ANDERSON, Ind. —
The movie changed her life.
“I remember thinking that’s just so awesome,” Thompson said with a laugh. “I just started talking to him then and I haven’t shut up in 40 plus years."
Today, Thompson shares Scripture and her faith with more than 110,000 listeners each week in Indiana.
According to James Crompton, an analyst and industry expert for IBISWorld, Inc. in New York, the radio broadcasting industry has undergone many changes in the past decade. The Internet along with digital platforms for music sharing are altering how consumers listen to their music.
In 2012, about 29 percent of Americans listened to online radio stations which compares to about 11 percent in 2007, Crompton said. Overall, Crompton said Americans spend about 20 hours a week listening to the radio.
And for broader appeal across the nation, Christian stations have started using podcasts, live streaming and satellite radio to make the format available 24 hours a day.
Fine tuning the format
Ray Hashley is the station manager of 97.9 FM, WGNR, and AM 1470, WGNR, where Thompson’s program originates on the south side of Anderson.
Thompson’s program is aired daily on all of the Indiana stations owned by Moody Radio and they include stations in Anderson, Covington, West Lafayette, Kokomo and Bloomington.
“We have a huge area we cover,” he said.
In December, Moody Radio plans to convert its AM station here to all-Spanish to reach a wider audience. That will give Moody Radio an edge, Crompton said. He said many factors come into play when accessing a potential listening base including an area's employment rate and population. For example, Madison County's population is 3.3 percent Hispanic.

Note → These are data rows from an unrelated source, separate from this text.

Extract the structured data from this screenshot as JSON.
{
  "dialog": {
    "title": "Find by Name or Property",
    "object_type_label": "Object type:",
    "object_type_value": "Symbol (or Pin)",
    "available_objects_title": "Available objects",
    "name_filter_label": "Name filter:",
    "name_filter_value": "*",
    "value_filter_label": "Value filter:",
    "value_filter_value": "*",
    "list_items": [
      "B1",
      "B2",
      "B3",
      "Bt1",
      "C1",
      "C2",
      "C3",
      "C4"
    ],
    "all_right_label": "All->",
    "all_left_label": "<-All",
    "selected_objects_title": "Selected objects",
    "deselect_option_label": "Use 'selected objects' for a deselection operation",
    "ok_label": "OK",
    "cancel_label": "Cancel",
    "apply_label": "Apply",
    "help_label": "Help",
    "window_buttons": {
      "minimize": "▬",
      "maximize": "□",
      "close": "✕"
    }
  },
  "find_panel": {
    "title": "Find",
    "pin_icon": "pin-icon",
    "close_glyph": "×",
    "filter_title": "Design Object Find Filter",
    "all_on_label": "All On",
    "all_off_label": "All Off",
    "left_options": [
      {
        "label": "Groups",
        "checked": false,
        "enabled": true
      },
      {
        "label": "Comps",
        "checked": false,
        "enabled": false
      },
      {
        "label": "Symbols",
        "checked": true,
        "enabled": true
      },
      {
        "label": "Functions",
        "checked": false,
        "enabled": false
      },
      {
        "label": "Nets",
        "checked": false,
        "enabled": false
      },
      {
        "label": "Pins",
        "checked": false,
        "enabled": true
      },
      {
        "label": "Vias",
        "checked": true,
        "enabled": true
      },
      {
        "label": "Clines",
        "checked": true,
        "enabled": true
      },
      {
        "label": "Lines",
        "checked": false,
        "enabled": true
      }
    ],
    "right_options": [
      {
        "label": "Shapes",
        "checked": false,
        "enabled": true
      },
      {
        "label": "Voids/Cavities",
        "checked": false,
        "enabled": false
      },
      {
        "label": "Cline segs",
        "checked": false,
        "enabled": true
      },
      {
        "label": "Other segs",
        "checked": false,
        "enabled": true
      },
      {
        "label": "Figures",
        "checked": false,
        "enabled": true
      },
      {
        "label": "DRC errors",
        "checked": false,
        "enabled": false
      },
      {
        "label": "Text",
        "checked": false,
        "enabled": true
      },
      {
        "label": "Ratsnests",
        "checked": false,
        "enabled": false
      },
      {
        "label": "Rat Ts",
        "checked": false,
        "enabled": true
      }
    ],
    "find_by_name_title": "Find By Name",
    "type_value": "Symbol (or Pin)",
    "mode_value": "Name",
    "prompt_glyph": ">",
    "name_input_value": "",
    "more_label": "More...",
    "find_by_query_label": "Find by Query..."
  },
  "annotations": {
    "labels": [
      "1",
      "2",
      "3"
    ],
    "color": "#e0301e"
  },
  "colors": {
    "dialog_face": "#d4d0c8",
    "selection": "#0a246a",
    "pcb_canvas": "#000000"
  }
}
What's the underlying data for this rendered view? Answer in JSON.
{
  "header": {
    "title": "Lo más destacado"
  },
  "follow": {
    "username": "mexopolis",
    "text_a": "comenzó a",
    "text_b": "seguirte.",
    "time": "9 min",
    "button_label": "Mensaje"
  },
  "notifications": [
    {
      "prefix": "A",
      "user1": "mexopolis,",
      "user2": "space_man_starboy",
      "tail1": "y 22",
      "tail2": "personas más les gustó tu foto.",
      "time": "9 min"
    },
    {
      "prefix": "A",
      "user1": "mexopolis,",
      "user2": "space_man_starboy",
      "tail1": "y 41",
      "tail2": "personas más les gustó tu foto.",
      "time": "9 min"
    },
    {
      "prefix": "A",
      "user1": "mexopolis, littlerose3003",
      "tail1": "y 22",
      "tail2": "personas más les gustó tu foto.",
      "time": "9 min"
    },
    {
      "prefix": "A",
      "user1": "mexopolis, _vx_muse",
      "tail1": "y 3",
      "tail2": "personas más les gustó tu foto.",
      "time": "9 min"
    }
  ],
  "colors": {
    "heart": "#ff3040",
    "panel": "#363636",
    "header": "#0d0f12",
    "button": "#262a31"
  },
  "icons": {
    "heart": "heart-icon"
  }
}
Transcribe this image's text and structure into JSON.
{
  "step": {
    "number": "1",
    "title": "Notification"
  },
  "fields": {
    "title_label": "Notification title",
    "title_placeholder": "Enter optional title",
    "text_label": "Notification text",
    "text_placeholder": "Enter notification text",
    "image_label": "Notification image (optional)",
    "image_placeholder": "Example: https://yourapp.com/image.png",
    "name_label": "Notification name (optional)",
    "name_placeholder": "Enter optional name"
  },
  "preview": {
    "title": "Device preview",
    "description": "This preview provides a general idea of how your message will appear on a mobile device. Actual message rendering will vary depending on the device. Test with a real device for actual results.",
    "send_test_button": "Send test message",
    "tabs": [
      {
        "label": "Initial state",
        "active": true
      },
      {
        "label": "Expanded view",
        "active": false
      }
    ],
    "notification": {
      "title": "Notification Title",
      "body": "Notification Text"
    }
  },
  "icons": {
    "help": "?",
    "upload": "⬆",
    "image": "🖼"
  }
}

"Periods of higher unemployment typically coincide with people listening to less radio, as they would not be commuting as frequently," Crompton said. "So while I cannot definitively say whether or not your city radio stations are reaching the majority of the local population, I can say it is likely they reach a solid majority of residents."